For each line of the listing that contains "this", make a copy and return it.

• [Data supplied]:
________________________________________
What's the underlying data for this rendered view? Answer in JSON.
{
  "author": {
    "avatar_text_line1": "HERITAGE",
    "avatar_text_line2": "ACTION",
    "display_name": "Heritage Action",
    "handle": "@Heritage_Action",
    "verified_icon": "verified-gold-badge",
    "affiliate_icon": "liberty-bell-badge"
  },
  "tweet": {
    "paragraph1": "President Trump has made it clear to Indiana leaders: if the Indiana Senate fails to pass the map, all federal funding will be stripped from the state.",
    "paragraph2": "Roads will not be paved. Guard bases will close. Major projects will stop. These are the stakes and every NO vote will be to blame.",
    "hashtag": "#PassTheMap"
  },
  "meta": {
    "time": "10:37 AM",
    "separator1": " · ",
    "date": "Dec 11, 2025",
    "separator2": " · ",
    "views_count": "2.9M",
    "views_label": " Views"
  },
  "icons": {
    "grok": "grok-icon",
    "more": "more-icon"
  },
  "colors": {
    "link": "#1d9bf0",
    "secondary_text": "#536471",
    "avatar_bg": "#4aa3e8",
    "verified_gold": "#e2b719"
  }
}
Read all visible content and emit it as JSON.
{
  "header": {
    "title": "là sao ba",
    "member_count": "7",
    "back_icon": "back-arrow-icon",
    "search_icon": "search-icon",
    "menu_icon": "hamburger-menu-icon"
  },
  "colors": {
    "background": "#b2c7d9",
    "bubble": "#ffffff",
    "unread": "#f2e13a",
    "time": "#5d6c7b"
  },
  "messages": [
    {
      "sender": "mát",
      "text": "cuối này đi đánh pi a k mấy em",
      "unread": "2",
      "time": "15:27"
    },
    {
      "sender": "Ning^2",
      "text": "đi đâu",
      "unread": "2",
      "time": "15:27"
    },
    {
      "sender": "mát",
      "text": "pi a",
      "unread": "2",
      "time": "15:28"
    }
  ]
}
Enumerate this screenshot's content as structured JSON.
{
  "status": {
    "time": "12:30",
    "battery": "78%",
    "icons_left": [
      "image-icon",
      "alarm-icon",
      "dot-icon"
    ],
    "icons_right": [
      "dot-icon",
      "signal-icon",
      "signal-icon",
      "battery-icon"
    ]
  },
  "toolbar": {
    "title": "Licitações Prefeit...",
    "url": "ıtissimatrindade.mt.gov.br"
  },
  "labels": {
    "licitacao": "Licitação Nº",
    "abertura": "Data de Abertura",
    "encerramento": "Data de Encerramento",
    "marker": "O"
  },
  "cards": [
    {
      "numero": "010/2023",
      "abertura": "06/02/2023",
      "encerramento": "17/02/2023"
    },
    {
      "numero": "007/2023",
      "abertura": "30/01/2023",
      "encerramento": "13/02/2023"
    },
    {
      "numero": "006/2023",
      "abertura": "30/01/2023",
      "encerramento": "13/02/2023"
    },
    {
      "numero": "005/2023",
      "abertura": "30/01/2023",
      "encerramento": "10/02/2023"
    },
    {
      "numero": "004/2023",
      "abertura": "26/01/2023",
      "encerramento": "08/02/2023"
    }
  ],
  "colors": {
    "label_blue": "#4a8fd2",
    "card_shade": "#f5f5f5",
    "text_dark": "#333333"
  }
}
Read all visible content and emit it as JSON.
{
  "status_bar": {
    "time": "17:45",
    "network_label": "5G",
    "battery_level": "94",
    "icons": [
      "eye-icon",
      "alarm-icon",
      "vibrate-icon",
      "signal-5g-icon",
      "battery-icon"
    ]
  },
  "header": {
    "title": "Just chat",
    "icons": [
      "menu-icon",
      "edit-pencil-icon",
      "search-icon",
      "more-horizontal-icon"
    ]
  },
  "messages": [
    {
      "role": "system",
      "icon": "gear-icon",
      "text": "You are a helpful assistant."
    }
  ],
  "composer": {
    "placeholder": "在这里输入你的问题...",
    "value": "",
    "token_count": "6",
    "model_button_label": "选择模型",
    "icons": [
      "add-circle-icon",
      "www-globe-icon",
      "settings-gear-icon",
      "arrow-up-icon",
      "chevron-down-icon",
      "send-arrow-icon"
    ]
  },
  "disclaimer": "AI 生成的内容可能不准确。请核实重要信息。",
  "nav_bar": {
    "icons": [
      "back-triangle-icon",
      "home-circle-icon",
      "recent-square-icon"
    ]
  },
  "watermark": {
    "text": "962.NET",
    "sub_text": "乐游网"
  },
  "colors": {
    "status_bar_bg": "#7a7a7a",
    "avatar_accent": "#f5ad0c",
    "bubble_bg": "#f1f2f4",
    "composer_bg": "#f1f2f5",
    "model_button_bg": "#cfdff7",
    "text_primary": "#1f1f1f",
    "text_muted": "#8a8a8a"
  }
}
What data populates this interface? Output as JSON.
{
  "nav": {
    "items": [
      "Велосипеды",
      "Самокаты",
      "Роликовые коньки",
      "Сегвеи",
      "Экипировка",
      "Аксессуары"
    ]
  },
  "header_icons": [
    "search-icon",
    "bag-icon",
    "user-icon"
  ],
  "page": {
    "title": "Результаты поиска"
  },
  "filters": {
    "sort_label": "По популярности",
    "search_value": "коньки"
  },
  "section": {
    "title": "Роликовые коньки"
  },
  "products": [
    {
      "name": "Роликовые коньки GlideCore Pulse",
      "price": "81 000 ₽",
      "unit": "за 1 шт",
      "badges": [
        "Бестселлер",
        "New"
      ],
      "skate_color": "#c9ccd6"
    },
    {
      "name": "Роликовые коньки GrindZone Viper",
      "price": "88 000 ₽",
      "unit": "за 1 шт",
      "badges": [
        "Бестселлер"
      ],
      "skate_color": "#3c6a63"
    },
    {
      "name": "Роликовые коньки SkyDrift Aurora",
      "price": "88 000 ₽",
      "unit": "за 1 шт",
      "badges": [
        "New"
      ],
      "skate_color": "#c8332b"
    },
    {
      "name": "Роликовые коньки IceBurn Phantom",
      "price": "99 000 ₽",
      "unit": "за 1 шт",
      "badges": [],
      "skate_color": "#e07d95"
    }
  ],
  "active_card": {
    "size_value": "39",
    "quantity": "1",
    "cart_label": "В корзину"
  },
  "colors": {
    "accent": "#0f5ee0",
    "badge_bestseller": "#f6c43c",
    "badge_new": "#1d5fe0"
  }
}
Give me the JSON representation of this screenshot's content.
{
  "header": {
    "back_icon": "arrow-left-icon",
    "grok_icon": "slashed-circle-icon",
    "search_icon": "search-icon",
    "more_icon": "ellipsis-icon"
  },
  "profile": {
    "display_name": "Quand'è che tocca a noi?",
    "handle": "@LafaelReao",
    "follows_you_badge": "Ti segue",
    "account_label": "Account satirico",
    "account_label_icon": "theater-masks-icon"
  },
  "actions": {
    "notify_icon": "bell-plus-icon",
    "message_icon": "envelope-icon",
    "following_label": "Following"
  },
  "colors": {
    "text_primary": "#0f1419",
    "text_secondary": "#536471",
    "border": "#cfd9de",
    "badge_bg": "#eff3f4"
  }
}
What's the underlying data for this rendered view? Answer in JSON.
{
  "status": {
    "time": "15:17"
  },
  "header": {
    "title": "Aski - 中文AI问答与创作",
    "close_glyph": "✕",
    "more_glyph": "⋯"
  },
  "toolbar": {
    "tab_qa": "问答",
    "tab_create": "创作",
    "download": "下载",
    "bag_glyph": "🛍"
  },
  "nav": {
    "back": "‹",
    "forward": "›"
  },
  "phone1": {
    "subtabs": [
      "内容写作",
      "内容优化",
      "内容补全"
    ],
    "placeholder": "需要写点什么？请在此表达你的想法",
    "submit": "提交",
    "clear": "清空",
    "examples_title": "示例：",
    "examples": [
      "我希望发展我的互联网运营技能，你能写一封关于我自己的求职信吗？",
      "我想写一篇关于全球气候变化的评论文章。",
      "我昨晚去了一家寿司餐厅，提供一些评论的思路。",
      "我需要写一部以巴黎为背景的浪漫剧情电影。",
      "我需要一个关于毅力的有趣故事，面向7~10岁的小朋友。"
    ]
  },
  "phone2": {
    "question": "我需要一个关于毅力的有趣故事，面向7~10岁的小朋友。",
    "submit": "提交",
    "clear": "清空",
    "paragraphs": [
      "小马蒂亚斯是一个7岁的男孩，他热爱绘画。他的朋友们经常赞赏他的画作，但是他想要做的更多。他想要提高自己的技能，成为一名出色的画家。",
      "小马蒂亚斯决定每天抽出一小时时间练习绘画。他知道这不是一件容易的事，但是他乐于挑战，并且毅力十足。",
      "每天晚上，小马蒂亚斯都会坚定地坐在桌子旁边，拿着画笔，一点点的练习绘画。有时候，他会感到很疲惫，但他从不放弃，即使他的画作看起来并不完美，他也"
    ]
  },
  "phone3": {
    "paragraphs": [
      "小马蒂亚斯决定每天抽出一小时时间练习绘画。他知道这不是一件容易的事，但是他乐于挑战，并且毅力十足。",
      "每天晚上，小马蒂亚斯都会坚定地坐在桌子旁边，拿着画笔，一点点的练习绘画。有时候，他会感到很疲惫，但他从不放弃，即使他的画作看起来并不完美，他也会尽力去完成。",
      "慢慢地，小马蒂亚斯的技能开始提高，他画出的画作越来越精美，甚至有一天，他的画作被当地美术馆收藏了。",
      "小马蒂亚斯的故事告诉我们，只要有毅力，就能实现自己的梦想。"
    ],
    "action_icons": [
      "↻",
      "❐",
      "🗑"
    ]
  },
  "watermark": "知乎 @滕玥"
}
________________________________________
• [Final answer]:
What's the underlying data for this rendered view? Answer in JSON.
Enumerate this screenshot's content as structured JSON.
What data populates this interface? Output as JSON.
Give me the JSON representation of this screenshot's content.
What's the underlying data for this rendered view? Answer in JSON.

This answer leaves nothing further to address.